■ What is needed:
Everything in the records below must be repeated exactly, except the pictures.

■ Materials provided:
------------------------------
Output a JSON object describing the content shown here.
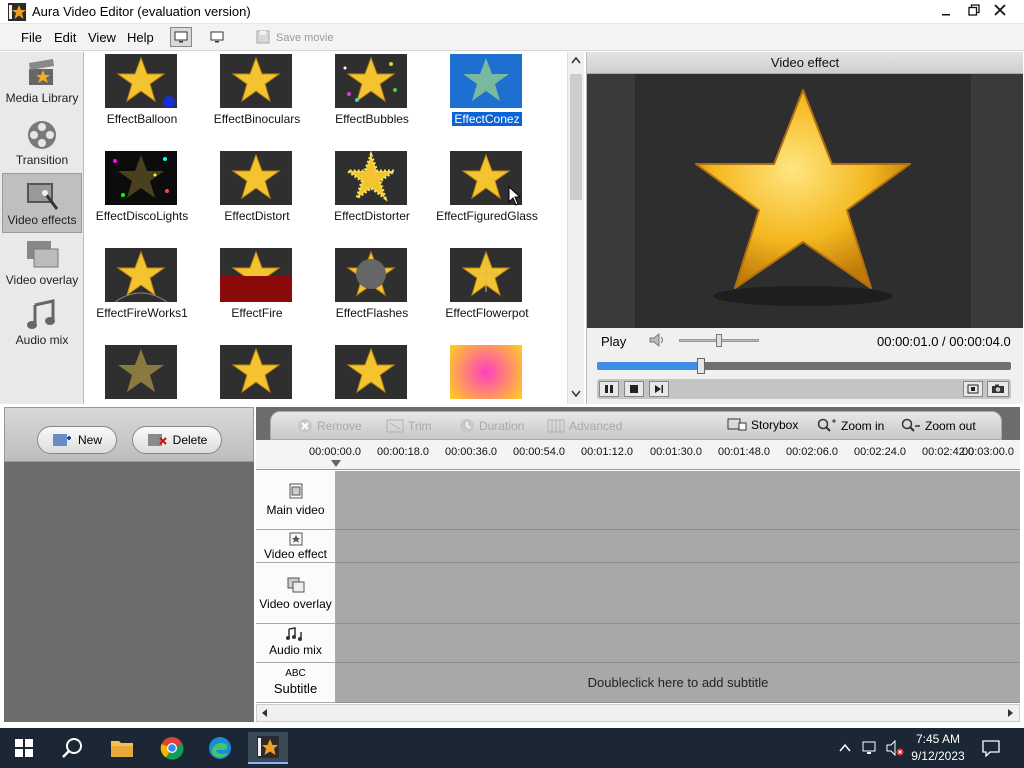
{
  "window": {
    "title": "Aura Video Editor (evaluation version)",
    "controls": {
      "minimize": "🗕",
      "maximize": "🗗",
      "close": "✕"
    }
  },
  "menu": {
    "items": [
      "File",
      "Edit",
      "View",
      "Help"
    ],
    "save_movie": "Save movie"
  },
  "sidebar": {
    "items": [
      {
        "label": "Media Library",
        "icon": "film-clapper-icon"
      },
      {
        "label": "Transition",
        "icon": "transition-reel-icon"
      },
      {
        "label": "Video effects",
        "icon": "video-effects-icon",
        "active": true
      },
      {
        "label": "Video overlay",
        "icon": "video-overlay-icon"
      },
      {
        "label": "Audio mix",
        "icon": "music-note-icon"
      }
    ]
  },
  "effects": {
    "items": [
      "EffectBalloon",
      "EffectBinoculars",
      "EffectBubbles",
      "EffectConez",
      "EffectDiscoLights",
      "EffectDistort",
      "EffectDistorter",
      "EffectFiguredGlass",
      "EffectFireWorks1",
      "EffectFire",
      "EffectFlashes",
      "EffectFlowerpot",
      "",
      "",
      "",
      ""
    ],
    "selected": "EffectConez"
  },
  "preview": {
    "header": "Video effect",
    "play_label": "Play",
    "time": "00:00:01.0 / 00:00:04.0",
    "progress": 0.25,
    "volume": 0.5
  },
  "left_panel": {
    "new_label": "New",
    "delete_label": "Delete"
  },
  "timeline": {
    "toolbar": {
      "remove": "Remove",
      "trim": "Trim",
      "duration": "Duration",
      "advanced": "Advanced",
      "storybox": "Storybox",
      "zoom_in": "Zoom in",
      "zoom_out": "Zoom out"
    },
    "ruler": [
      "00:00:00.0",
      "00:00:18.0",
      "00:00:36.0",
      "00:00:54.0",
      "00:01:12.0",
      "00:01:30.0",
      "00:01:48.0",
      "00:02:06.0",
      "00:02:24.0",
      "00:02:42.0",
      "00:03:00.0"
    ],
    "tracks": [
      {
        "label": "Main video",
        "icon": "main-video-icon"
      },
      {
        "label": "Video effect",
        "icon": "video-effect-track-icon"
      },
      {
        "label": "Video overlay",
        "icon": "video-overlay-track-icon"
      },
      {
        "label": "Audio mix",
        "icon": "audio-mix-track-icon"
      },
      {
        "label": "Subtitle",
        "icon_text": "ABC"
      }
    ],
    "subtitle_hint": "Doubleclick here to add subtitle"
  },
  "taskbar": {
    "time": "7:45 AM",
    "date": "9/12/2023"
  }
}
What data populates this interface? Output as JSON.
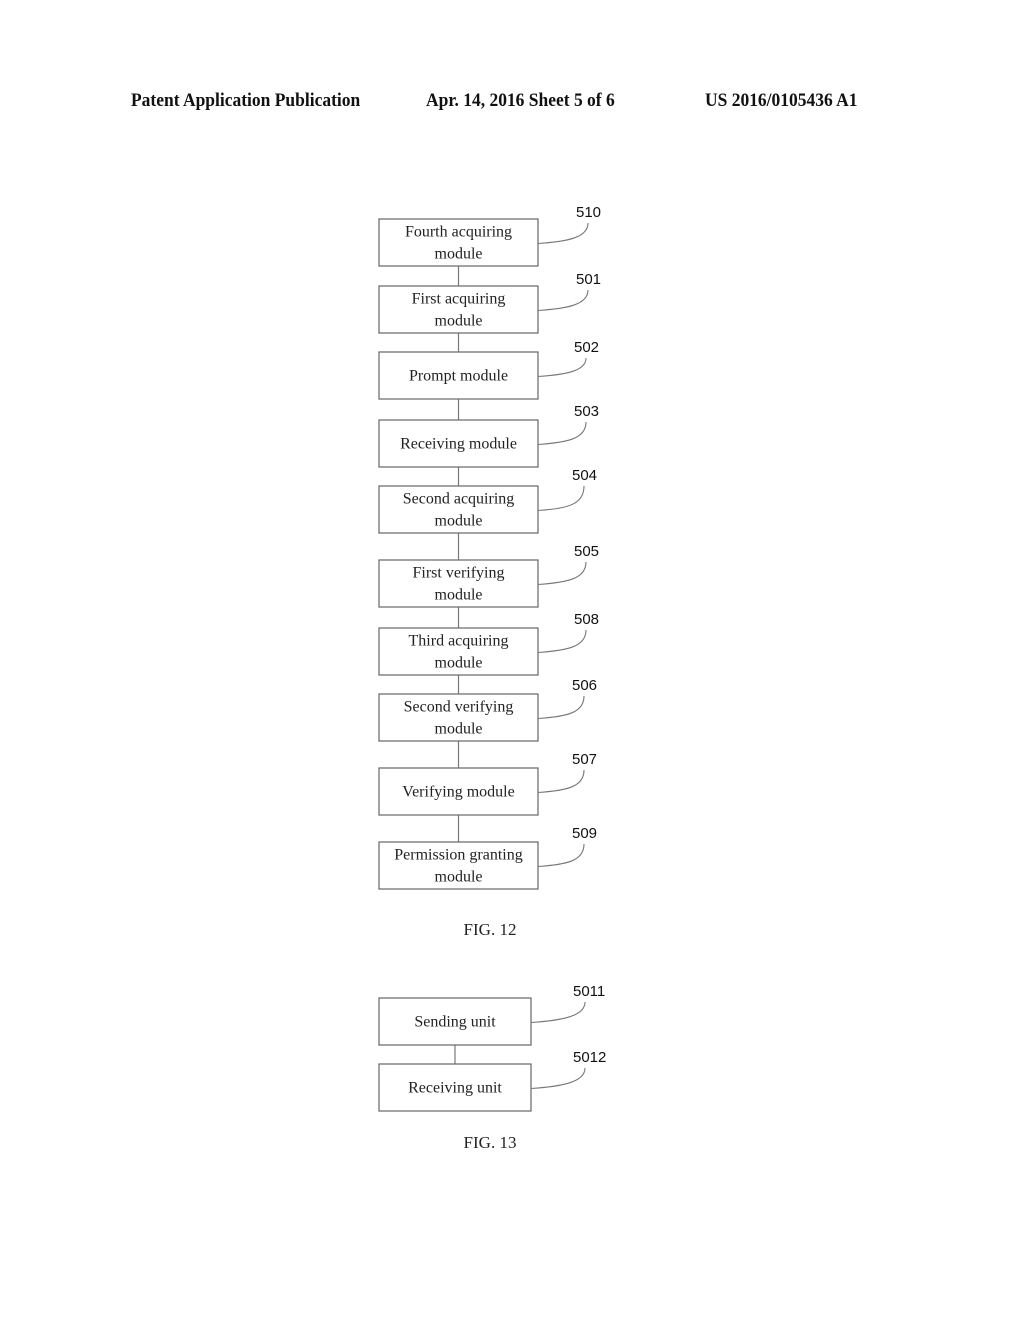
{
  "header": {
    "left": "Patent Application Publication",
    "center": "Apr. 14, 2016  Sheet 5 of 6",
    "right": "US 2016/0105436 A1"
  },
  "figures": [
    {
      "caption": "FIG. 12",
      "modules": [
        {
          "ref": "510",
          "lines": [
            "Fourth acquiring",
            "module"
          ]
        },
        {
          "ref": "501",
          "lines": [
            "First acquiring",
            "module"
          ]
        },
        {
          "ref": "502",
          "lines": [
            "Prompt module"
          ]
        },
        {
          "ref": "503",
          "lines": [
            "Receiving module"
          ]
        },
        {
          "ref": "504",
          "lines": [
            "Second acquiring",
            "module"
          ]
        },
        {
          "ref": "505",
          "lines": [
            "First verifying",
            "module"
          ]
        },
        {
          "ref": "508",
          "lines": [
            "Third acquiring",
            "module"
          ]
        },
        {
          "ref": "506",
          "lines": [
            "Second verifying",
            "module"
          ]
        },
        {
          "ref": "507",
          "lines": [
            "Verifying module"
          ]
        },
        {
          "ref": "509",
          "lines": [
            "Permission granting",
            "module"
          ]
        }
      ]
    },
    {
      "caption": "FIG. 13",
      "modules": [
        {
          "ref": "5011",
          "lines": [
            "Sending unit"
          ]
        },
        {
          "ref": "5012",
          "lines": [
            "Receiving unit"
          ]
        }
      ]
    }
  ]
}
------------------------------
■ Result:
Output a JSON object describing the content shown here.
{
  "window": {
    "title": "Aura Video Editor (evaluation version)",
    "controls": {
      "minimize": "🗕",
      "maximize": "🗗",
      "close": "✕"
    }
  },
  "menu": {
    "items": [
      "File",
      "Edit",
      "View",
      "Help"
    ],
    "save_movie": "Save movie"
  },
  "sidebar": {
    "items": [
      {
        "label": "Media Library",
        "icon": "film-clapper-icon"
      },
      {
        "label": "Transition",
        "icon": "transition-reel-icon"
      },
      {
        "label": "Video effects",
        "icon": "video-effects-icon",
        "active": true
      },
      {
        "label": "Video overlay",
        "icon": "video-overlay-icon"
      },
      {
        "label": "Audio mix",
        "icon": "music-note-icon"
      }
    ]
  },
  "effects": {
    "items": [
      "EffectBalloon",
      "EffectBinoculars",
      "EffectBubbles",
      "EffectConez",
      "EffectDiscoLights",
      "EffectDistort",
      "EffectDistorter",
      "EffectFiguredGlass",
      "EffectFireWorks1",
      "EffectFire",
      "EffectFlashes",
      "EffectFlowerpot",
      "",
      "",
      "",
      ""
    ],
    "selected": "EffectConez"
  },
  "preview": {
    "header": "Video effect",
    "play_label": "Play",
    "time": "00:00:01.0 / 00:00:04.0",
    "progress": 0.25,
    "volume": 0.5
  },
  "left_panel": {
    "new_label": "New",
    "delete_label": "Delete"
  },
  "timeline": {
    "toolbar": {
      "remove": "Remove",
      "trim": "Trim",
      "duration": "Duration",
      "advanced": "Advanced",
      "storybox": "Storybox",
      "zoom_in": "Zoom in",
      "zoom_out": "Zoom out"
    },
    "ruler": [
      "00:00:00.0",
      "00:00:18.0",
      "00:00:36.0",
      "00:00:54.0",
      "00:01:12.0",
      "00:01:30.0",
      "00:01:48.0",
      "00:02:06.0",
      "00:02:24.0",
      "00:02:42.0",
      "00:03:00.0"
    ],
    "tracks": [
      {
        "label": "Main video",
        "icon": "main-video-icon"
      },
      {
        "label": "Video effect",
        "icon": "video-effect-track-icon"
      },
      {
        "label": "Video overlay",
        "icon": "video-overlay-track-icon"
      },
      {
        "label": "Audio mix",
        "icon": "audio-mix-track-icon"
      },
      {
        "label": "Subtitle",
        "icon_text": "ABC"
      }
    ],
    "subtitle_hint": "Doubleclick here to add subtitle"
  },
  "taskbar": {
    "time": "7:45 AM",
    "date": "9/12/2023"
  }
}
What data populates this interface? Output as JSON.
{
  "header": {
    "left": "Patent Application Publication",
    "center": "Apr. 14, 2016  Sheet 5 of 6",
    "right": "US 2016/0105436 A1"
  },
  "figures": [
    {
      "caption": "FIG. 12",
      "modules": [
        {
          "ref": "510",
          "lines": [
            "Fourth acquiring",
            "module"
          ]
        },
        {
          "ref": "501",
          "lines": [
            "First acquiring",
            "module"
          ]
        },
        {
          "ref": "502",
          "lines": [
            "Prompt module"
          ]
        },
        {
          "ref": "503",
          "lines": [
            "Receiving module"
          ]
        },
        {
          "ref": "504",
          "lines": [
            "Second acquiring",
            "module"
          ]
        },
        {
          "ref": "505",
          "lines": [
            "First verifying",
            "module"
          ]
        },
        {
          "ref": "508",
          "lines": [
            "Third acquiring",
            "module"
          ]
        },
        {
          "ref": "506",
          "lines": [
            "Second verifying",
            "module"
          ]
        },
        {
          "ref": "507",
          "lines": [
            "Verifying module"
          ]
        },
        {
          "ref": "509",
          "lines": [
            "Permission granting",
            "module"
          ]
        }
      ]
    },
    {
      "caption": "FIG. 13",
      "modules": [
        {
          "ref": "5011",
          "lines": [
            "Sending unit"
          ]
        },
        {
          "ref": "5012",
          "lines": [
            "Receiving unit"
          ]
        }
      ]
    }
  ]
}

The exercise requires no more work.